Local Government Employment in U.S. Falls to Lowest Since 2006
The number of workers employed by local governments fell to the lowest level since October 2006 as U.S. cities and towns reduced the ranks of teachers and other school employees in a bid to cut costs.
Local governments employed 14.2 million, or 76,000 fewer people last month than in August, the biggest one-month decline since July 1982, according to data compiled by Bloomberg. Of the jobs cut, 50,000 were in education.
“State and local governments, particularly local governments, probably didn’t recall a lot of teachers,” Stuart Hoffman, chief economist of PNC Financial Services Group in Pittsburgh, said in a Bloomberg Television interview. “That is the weak spot in the report.”
Cuts in education, to a four-year low of 7.9 million jobs, reflect the struggle of local governments to balance budgets amid declining property values and falling tax receipts, according to the National League of Cities.
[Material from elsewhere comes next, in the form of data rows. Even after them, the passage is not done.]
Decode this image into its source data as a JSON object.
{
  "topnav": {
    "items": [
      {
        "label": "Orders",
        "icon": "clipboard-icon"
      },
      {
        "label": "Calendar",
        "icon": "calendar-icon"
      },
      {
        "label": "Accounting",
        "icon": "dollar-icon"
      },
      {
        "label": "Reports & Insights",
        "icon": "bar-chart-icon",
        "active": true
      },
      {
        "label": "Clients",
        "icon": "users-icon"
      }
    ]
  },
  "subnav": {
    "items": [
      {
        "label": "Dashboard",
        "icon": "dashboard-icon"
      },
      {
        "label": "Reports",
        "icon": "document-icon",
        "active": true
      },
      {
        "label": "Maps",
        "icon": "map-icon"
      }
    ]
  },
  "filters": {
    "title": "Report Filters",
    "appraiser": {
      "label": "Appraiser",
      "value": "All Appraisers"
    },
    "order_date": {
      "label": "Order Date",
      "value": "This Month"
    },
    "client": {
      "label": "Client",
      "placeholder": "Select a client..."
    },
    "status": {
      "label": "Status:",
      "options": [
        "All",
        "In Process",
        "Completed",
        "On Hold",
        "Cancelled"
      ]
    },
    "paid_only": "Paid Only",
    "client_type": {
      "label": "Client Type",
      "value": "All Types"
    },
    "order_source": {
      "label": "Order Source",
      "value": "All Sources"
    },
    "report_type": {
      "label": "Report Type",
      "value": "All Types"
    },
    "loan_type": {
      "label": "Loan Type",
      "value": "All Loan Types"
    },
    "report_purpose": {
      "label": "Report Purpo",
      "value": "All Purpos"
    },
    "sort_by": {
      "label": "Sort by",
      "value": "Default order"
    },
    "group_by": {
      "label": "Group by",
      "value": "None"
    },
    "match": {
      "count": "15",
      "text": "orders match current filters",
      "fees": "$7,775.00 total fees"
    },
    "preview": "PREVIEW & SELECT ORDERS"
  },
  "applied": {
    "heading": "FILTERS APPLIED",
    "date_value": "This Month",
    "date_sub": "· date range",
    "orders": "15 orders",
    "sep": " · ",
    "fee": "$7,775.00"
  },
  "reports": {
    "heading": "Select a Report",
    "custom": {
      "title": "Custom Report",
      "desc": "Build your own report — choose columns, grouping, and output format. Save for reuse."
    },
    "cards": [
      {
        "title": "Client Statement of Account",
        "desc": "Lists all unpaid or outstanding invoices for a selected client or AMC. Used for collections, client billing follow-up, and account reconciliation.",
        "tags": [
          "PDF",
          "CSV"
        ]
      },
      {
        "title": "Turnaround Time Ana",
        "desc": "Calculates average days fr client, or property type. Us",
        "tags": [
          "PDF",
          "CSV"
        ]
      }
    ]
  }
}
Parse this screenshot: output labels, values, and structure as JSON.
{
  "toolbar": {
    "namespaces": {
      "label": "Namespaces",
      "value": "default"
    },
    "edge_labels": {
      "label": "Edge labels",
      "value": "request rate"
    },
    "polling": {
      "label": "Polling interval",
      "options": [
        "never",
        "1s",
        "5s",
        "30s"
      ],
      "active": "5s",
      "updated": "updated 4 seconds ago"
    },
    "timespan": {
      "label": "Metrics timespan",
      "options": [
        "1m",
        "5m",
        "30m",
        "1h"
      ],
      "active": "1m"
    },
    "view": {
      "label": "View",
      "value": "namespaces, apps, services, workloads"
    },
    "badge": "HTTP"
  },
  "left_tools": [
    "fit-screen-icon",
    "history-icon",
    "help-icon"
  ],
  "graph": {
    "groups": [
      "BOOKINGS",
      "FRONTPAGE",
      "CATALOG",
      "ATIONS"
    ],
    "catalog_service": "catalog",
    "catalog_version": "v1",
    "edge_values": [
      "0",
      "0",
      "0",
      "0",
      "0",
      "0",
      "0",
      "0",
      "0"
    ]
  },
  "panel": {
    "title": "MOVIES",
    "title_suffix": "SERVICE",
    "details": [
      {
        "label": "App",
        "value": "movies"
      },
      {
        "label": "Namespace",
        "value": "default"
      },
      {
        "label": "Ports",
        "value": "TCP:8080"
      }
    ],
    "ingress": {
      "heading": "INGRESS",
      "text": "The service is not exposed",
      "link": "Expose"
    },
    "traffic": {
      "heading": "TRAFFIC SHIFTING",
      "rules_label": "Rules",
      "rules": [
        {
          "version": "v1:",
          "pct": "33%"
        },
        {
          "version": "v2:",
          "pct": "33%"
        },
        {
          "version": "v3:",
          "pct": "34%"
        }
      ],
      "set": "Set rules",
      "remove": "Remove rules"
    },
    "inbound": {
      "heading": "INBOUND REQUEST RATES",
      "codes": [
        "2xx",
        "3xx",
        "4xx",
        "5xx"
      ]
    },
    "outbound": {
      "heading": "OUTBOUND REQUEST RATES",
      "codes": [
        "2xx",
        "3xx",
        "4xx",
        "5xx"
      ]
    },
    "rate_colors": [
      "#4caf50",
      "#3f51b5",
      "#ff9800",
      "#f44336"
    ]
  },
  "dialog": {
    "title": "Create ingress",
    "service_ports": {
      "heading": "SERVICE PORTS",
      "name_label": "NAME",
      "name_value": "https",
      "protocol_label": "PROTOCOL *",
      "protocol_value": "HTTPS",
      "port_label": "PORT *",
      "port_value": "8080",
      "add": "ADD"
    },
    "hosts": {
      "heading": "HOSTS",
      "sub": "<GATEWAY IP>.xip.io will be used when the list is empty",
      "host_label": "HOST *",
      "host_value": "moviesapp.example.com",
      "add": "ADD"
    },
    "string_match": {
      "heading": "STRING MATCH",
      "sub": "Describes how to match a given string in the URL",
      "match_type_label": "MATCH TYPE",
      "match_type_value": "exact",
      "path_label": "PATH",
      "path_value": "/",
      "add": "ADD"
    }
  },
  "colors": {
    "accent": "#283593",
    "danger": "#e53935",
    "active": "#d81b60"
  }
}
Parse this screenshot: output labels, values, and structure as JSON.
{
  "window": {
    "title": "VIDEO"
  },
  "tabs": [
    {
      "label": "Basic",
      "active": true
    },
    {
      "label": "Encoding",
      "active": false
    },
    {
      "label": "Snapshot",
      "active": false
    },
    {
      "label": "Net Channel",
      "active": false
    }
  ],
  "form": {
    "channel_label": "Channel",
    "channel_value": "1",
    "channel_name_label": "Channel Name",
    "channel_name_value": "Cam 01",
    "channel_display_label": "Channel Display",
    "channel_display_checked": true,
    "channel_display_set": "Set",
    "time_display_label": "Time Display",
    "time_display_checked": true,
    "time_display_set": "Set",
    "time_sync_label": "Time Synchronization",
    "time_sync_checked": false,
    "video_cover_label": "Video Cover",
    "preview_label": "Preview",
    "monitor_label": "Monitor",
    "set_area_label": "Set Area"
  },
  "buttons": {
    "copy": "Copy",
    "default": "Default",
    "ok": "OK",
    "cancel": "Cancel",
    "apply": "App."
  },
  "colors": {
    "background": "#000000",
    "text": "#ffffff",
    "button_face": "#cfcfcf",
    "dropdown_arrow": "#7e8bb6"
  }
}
Local general-fund revenue was projected to drop 3.2 percent in fiscal 2010 from 2009, when it fell 2.5 percent, the group said Oct. 6.
Nationwide, nonfarm employment fell by 95,000 while the unemployment rate held steady at 9.6 percent, the Labor Department said today. The economy lost 159,000 government jobs, almost half of them temporary Census workers, while nongovernment employers added 64,000.
Government employment at the local level declined by 76,000 jobs, the Labor Department said. More than half, 55 percent, of local government employees work in schools, the agency said. At the state level, 46 percent work in education.
Since reaching record highs in mid-2008, local government employment has dropped 2.4 percent while those employed in education fell 2.5 percent, according to data compiled by Bloomberg.
Losses in education are concentrated in September because seasonal adjustments take into account the number of teachers who return to work as school years begin. A greater number than usual didn’t come back last month, producing the drop, said Heidi Shierholz, an economist with the Washington-based Economic Policy Institute. The nonprofit research group focuses on issues as they affect lower- and middle-income workers.
“Unlike other professions, there’s a clear calendar” for teachers, Shierholz said in a telephone interview.
The effects on public education will be long-lasting, Ed Muir, a researcher with the Washington-based American Federation of Teachers, said in a telephone interview. The union has about 1.5 million members in 43 states, according to its website.
“We’ll be in the midst of this fiscal state crisis mode for a long time,” Muir said. “We’re dealing with three dynamics: fewer staff, rising enrollment and rapidly rising student poverty.”
In August, President Barack Obama signed into law a plan to provide $26 billion to help states pay Medicaid bills and prevent firings of teachers and other public workers.
“The weakness in public-sector employment is a drag on the private sector as well,” Obama said today at a speech in Bladensburg, Maryland. “We need to continue to explore ways that we can help state and local governments maintain workers who provide vital services.”
Not in Time
The $268 million in federal employment aid allotted to New Jersey may have come too late to help this year, said Frank Belluscio, a spokesman for the New Jersey School Boards Association.
“It appears that the majority of districts are going to use that next school year,” Belluscio said by telephone.
The education job cuts, which were concentrated in September as the school year started, are unlikely to repeat themselves, said Richard Berner, co-head of global economics at Morgan Stanley in New York.
“There might be some lingering weakness in general in state and local employment, but I don’t think the cutting of teachers will continue in coming months,” Berner said by telephone.
Schools funded by state governments fared little better than local ones. State education employment declined by 7,800 jobs to 2.39 million. Other state categories increased by 300, to 2.75 million, according to the Labor Department.
“The recession put a body slam on state and local tax revenues,” said Nicholas Johnson, director of the state fiscal project at the Washington-based Center for Budget and Policy Priorities, which works on issues that affect low- and moderate- income Americans. “The services people need haven’t gone away at all.”
Governments have lagged behind private employers in cutting jobs, the statistics indicate. When job declines were at their worst during the recession that began in December 2007, private employment sank by more than 500,000 a month from October 2008 through April 2009. State and local-government employment fell by no more than 9,000, and rose in some months, according to data compiled by Bloomberg.
In each of the past nine months, private employers have added jobs, according to the data. Local-government jobs declined in each of those months except March, and state employment fell in six of the nine.
State and local governments have cut spending as slowly as they can to avoid firing workers, Johnson said by telephone. “As the states’ reserve funds run dry, they have fewer and fewer options.”
To contact the editor responsible for this story: Mark Tannenbaum at email@example.com.